The relationships Darnes has forged through her work have helped to fill a void that exists because of her commitment to her profession: she has no significant other. Darnes married in her mid-twenties but left that relationship before her son was born and has been single ever since. Although she’s dated, finding someone with staying power hasn’t been easy.

“It’s hard to date when you do what I do for a living. Men get jealous of your phone and male clients, and wonder why you’re leaving to show someone a property at eight o’clock at night,” she explains. “Because of my profession, I need a man who’s either an equally hard worker and understands why I put in so many hours or someone who’s compassionate and will stay by my side no matter what.”

Darnes is grateful that her mother, Fay, and 28-year-old son, Brandon, are within arm’s reach. Her mother and stepfather, John, live with her in her home in Harrison. She convinced them to move in with her two years ago so she could help her mother take care of her stepfather, who has Alzheimer’s disease. (Darnes affectionately calls her stepfather “John-John.”)

“That’s been stressful because we’re both strong-willed women, but we’ve survived,” Darnes says.

Darnes’ son lives nearby as well – in a cabin on the same plot of land on which she lives. Their relationship has also had its ups and downs because of Darnes’ work. “He says I’m always working. But he also realizes he’s had food on his table and a roof over his head – and he knows what that takes,” she says. “So, while he’s had some difficulty with my work, he’s also thanked me for it.”

Seated at her desk at Crye-Leike, Darnes has progressed from talking stoically about her work to warming up as she discusses her clients and family. But one question, inspired by the curly sticky note on her mirror, catches herdl     off guard: What is your greatest triumph?

She lowers her head. Several seconds later, she tries to speak but has trouble getting the words past the threat of tears. Eventually, she pulls one sentence through the looming cloudburst: “Making it this far as a single mother,” she says, her eyes glistening. “It wasn’t easy. My son is strong-headed like his momma, but he’s a good kid.”

Darnes wipes her tears and shifts her thoughts to a lighter topic. With winter moving in, she’ll have to put her favorite activity – yardsaling – on the shelf until spring. This is her “me time,” when she focuses on herself and what makes her happy. “I feel like a kid in a candy store when I find the one item that makes me giddy,” she says.

Many of those unearthed artifacts end up at her booth at Gateway Antiques Mall on Cloud Springs Road. Although a few months of slim pickings lie ahead for Chattanooga’s “Realtor picker,” she’s stocked her space with plenty of items for the months ahead. Even though the booth represents more work, Darnes refers to it as her hobby.

Her phone stays with her, though, and she’s only a call or a text away from slipping into work mode. Her dedication and responsiveness make her one of Crye-Leike’s treasures, Griess says.

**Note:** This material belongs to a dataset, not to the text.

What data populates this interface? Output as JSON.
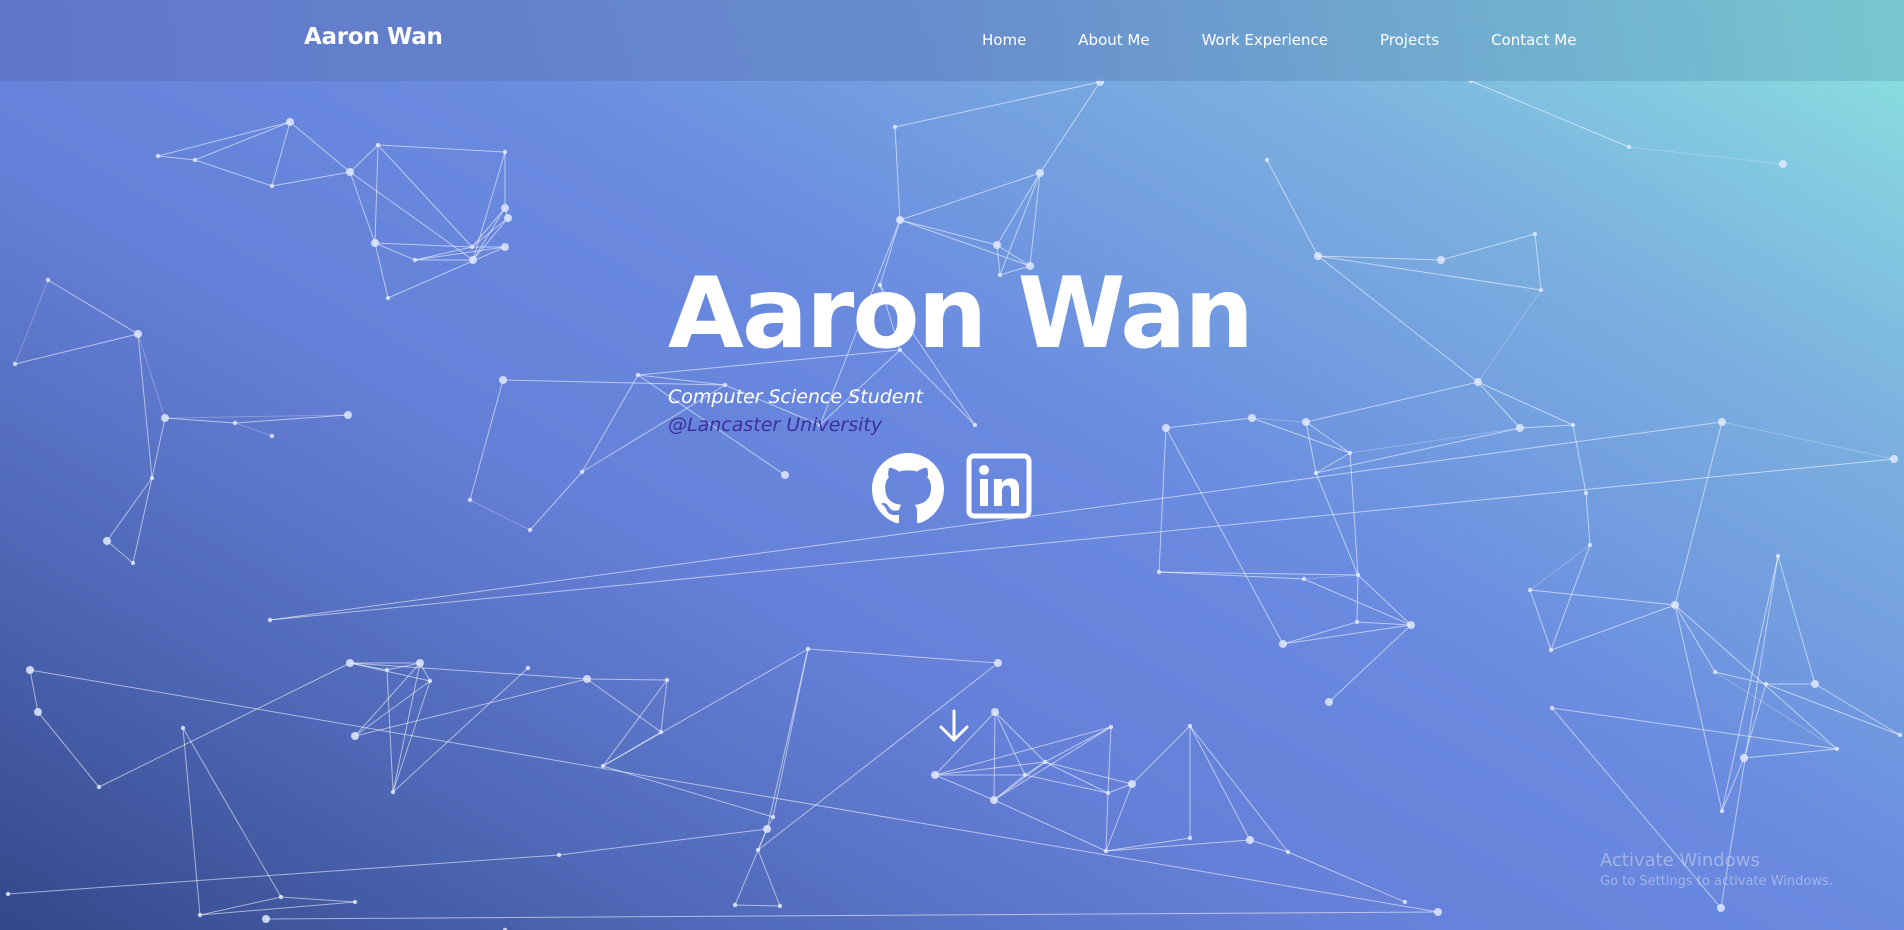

“We all face challenges in our lives and careers, and Donna has persevered through more than her share,” he says. “She’s an excellent example of what a person and a Realtor should be.”